But the problem is that we all have to play together in the same sandbox. Somebody’s truth has to rule our social interaction. If we can’t come to an agreement about whose truth is truer, then the only option left is force. And so, instead of listening to what you have to say, I attempt to forcibly shut you down. I smash windows. I disrupt your talk. Or, alternatively, I call on the authority of the university to do that dirty work for me while I hide in a safe space with my crayons and puppy videos.

Pope Benedict XVI called relativism a “dictatorship.” And, ironically, it is. The philosophy that purports to allow everyone to believe as he wishes, actually allows no one to believe in anything but relativism. And because there need be no rhyme nor reason behind any individual belief, enforcement through persuasion becomes impossible. Hence, the inevitable clash of ideologies. And it will be the stronger, not the most persuasive, who will prevail.

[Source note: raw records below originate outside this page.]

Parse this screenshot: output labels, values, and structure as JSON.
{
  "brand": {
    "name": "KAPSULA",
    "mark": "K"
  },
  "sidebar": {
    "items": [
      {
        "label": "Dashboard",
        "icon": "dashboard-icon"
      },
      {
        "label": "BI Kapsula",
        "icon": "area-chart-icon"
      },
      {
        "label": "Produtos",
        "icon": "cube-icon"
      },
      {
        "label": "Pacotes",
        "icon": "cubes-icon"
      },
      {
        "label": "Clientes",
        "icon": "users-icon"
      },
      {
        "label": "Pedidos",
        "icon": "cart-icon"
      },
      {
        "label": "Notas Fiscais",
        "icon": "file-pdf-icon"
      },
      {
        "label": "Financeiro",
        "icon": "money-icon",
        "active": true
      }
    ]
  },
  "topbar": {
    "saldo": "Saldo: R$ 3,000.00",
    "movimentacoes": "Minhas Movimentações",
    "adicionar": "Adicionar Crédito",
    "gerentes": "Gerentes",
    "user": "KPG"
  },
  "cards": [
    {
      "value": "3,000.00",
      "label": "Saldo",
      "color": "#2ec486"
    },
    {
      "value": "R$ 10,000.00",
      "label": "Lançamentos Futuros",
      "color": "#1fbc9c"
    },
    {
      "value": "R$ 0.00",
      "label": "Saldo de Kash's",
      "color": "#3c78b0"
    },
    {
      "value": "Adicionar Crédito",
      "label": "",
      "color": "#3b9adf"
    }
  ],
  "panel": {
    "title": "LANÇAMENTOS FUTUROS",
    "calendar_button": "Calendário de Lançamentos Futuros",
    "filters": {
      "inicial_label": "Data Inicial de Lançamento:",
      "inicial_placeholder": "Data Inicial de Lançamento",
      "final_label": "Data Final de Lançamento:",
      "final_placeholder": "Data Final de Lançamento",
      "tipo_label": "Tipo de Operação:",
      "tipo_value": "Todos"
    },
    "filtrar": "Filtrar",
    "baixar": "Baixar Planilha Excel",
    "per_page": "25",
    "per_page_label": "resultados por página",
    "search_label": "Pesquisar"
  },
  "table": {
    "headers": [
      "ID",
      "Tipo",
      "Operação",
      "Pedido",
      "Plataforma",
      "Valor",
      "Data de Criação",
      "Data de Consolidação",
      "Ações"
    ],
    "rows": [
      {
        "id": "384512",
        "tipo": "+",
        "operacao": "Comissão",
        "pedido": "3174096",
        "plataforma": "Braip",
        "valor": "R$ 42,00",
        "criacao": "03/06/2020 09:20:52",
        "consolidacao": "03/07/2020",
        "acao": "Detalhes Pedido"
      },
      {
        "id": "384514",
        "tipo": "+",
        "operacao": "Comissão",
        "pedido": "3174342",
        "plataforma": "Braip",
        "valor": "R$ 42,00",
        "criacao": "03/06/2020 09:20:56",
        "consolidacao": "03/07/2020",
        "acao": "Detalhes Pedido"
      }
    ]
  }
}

Parents, please — teach your children that there is such a thing as truth. That yes, we may disagree with others about what that truth is. That we respect people — all people — regardless of their beliefs. (Another objective truth.) But beneath the disagreement, there is a truth. There is a God or there isn’t. Jesus Christ is divine or He isn’t. Sexual expression has an inherent meaning or it doesn’t. Gender is fixed or it isn’t.

[And parents, if you want help with this, get your hands on Chris Stefanik’s book Absolute Relativism, and check out his YouTube videos on the same subject.]

In any disagreement about objective truths, someone is right and someone is wrong. Or perhaps both are partially wrong and neither grasps the full truth. But the truth is there.

In the old days, our goal was to find it.